In short, listening to Stewart Lewis is like attending an inspiring political rally, taking in the sites of a new and exciting city, falling in love for the first time and then wrapping yourself in a rainbow flag and spinning in the sunshine, while feeling the damp grass on your bare feet and the joy in your heart . . . all in one afternoon. But be warned, Stewart's music has been known to cause in its listeners a swelling of the heart, an enlarged brain, a sharpening of the spirit and fits of giddiness.
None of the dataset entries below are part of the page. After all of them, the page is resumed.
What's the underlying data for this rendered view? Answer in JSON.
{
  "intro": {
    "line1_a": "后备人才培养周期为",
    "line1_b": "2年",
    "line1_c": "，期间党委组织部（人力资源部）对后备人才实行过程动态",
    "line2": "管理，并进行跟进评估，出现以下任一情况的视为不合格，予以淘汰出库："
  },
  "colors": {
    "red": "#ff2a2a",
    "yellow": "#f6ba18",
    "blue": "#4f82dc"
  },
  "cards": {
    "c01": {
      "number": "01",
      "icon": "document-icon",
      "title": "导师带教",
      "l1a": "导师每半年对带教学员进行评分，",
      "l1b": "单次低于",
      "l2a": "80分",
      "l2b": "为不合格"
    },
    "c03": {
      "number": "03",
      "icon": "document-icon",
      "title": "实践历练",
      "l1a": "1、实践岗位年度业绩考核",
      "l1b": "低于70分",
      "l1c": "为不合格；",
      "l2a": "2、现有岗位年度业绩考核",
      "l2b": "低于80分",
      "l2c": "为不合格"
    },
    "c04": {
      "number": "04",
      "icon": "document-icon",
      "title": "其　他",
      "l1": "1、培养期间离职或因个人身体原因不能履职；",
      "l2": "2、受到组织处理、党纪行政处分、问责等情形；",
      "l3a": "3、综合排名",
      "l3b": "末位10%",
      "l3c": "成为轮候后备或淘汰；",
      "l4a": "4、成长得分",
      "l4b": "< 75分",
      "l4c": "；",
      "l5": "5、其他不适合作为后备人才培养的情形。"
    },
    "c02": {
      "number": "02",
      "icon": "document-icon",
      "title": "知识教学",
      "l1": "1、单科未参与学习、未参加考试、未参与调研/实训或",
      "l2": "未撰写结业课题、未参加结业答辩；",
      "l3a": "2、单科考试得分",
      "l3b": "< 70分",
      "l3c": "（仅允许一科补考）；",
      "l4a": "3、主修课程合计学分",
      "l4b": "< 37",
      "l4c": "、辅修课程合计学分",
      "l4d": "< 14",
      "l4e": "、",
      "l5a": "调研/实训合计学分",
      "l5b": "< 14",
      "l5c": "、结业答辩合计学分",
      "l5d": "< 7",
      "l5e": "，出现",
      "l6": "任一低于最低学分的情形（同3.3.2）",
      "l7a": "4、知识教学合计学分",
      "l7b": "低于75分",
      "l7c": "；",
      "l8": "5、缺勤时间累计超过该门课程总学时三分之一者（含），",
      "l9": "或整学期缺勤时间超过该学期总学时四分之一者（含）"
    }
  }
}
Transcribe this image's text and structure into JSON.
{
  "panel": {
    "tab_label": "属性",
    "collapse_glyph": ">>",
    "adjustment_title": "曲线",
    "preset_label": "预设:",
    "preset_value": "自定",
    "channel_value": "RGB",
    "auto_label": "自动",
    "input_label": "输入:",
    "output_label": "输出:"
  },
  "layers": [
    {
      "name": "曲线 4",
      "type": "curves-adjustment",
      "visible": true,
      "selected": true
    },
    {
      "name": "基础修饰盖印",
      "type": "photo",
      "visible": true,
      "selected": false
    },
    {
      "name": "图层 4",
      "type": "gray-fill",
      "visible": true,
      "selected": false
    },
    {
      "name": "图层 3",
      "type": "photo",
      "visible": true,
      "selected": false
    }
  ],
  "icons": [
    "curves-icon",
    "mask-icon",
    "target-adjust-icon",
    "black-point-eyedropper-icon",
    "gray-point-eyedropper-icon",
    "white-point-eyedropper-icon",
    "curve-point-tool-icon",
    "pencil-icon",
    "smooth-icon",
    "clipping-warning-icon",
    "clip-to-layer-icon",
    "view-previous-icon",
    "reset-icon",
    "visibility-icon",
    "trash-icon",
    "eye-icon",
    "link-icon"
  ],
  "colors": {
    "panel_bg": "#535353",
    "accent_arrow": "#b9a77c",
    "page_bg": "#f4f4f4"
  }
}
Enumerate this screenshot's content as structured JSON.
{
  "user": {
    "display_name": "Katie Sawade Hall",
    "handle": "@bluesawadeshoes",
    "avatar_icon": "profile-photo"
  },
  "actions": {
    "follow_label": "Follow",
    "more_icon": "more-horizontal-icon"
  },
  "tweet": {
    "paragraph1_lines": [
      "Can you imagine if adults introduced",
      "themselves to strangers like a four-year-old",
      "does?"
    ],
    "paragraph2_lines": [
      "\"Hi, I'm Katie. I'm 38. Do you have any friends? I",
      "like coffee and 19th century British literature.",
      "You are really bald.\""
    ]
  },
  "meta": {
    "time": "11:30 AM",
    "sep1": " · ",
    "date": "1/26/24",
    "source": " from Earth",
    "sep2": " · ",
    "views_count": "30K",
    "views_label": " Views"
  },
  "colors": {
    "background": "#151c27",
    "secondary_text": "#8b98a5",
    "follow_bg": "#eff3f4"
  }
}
[Editor's note: Stewart Lewis' record release party takes place June 4 at the House of Blues on the Sunset Strip in Los Angeles. The show begins in the Foundation room at 9 p.m. -- and it's free.Also -- you can visit Stewart's Web site.]


”Clearer” and
”The Chemical”, EP
by Stewart Lewis
Now Available on iTunes

Stewart's highly anticipated first release with here! Tunes, "IN FORMATION"



The first artist signed to here! Tunes (the music arm of America's premium gay network, here! Networks) Stewart has come to give listeners something different: an Out indie artist worthy of their ears. With songs touching on topics ranging from loosing a parent ("Left of Center" dedicated to his father's memory) to the reality of intamacy and the vulnerabilty of love (the beautiful ballad "Come Closer") and even the mad world of celebrity and instant gratification we find ourselves all living in today (the incredibly insightful "This Town") Stewart's songs successfully enrapture a wide ranged audience.

Stewart makes his home in New York City where the eclectic city inspires and energizes his work. The result is a refreshing blend of cool, folk melodies and poignant lyrics that evoke the memories of great singer/songwriters who paved the way for such honest music. Stewart’s music, while influenced by popular artists such as David Gray, Train and Matt Nathanson, offers a unique lyrical experience with heartfelt reflections on our culture from an Out artist’s perspective.

His new album, in formation, features 10 original recordings. Advanced listening has already garnished excitement; especially over stand out tracks This Town, with it’s biting social commentary, the wistful ballad Come Closer, as well as the high-energy, catchy first single Not A Love Song. The album will be available via all major digital outlets including: iTunes, Amazon, Napster, Rhapsody, Yahoo, and Snocap as of Tuesday, June 10th.

His soulful mix of pop and folk earned him opportunities to open for such esteemed artists as: Sheryl Crow, Ani DiFranco, Shawn Colvin, Paula Cole, Roseanne Cash, and Patty Larkin. Stewart’s songs have also been featured in numerous movies and television shows, including the recent here! indie hit film, Shelter. Mainstream America has also embraced his songs on popular programming such as CBS’ Ghost Whisperer, MTV’s Laguna Beach, Joan of Arcadia, Dawson’s Creek, Biggest Loser, and the 20th Century Fox major motion picture Firehouse Dog.

here! Tunes executive Brian Goldman notes that “in an industry which mass produces homogenized so-called hits, Stewart’s songs are set apart by his ability to share his stories in a way that resonates with any listener. He is writing songs that actually mean something to him, and that translates into them meaning something to the listeners. Aside from being a talented musician and lyricist, it was the conviction in his singing that sealed the deal. After seeing him perform live it’s impossible to deny, he is an artist whose voice will be very important.”

Insiders are buzzing about Stewart’s upcoming CD Release Party in Los Angeles on Thursday, June 5th at The world Famous House of Blues on Sunset Boulevard @ 7pm. Out Magazine will sponsor the event.

Along with his upcoming here! Tunes release, in formation, Stewart’s second novel, Relative Stranger, with gay literature publishers, Alyson Books, is also slated for a summer release.

For more information on here! Tunes artist Stewart Lewis, including upcoming tour dates please visit his Myspace page @: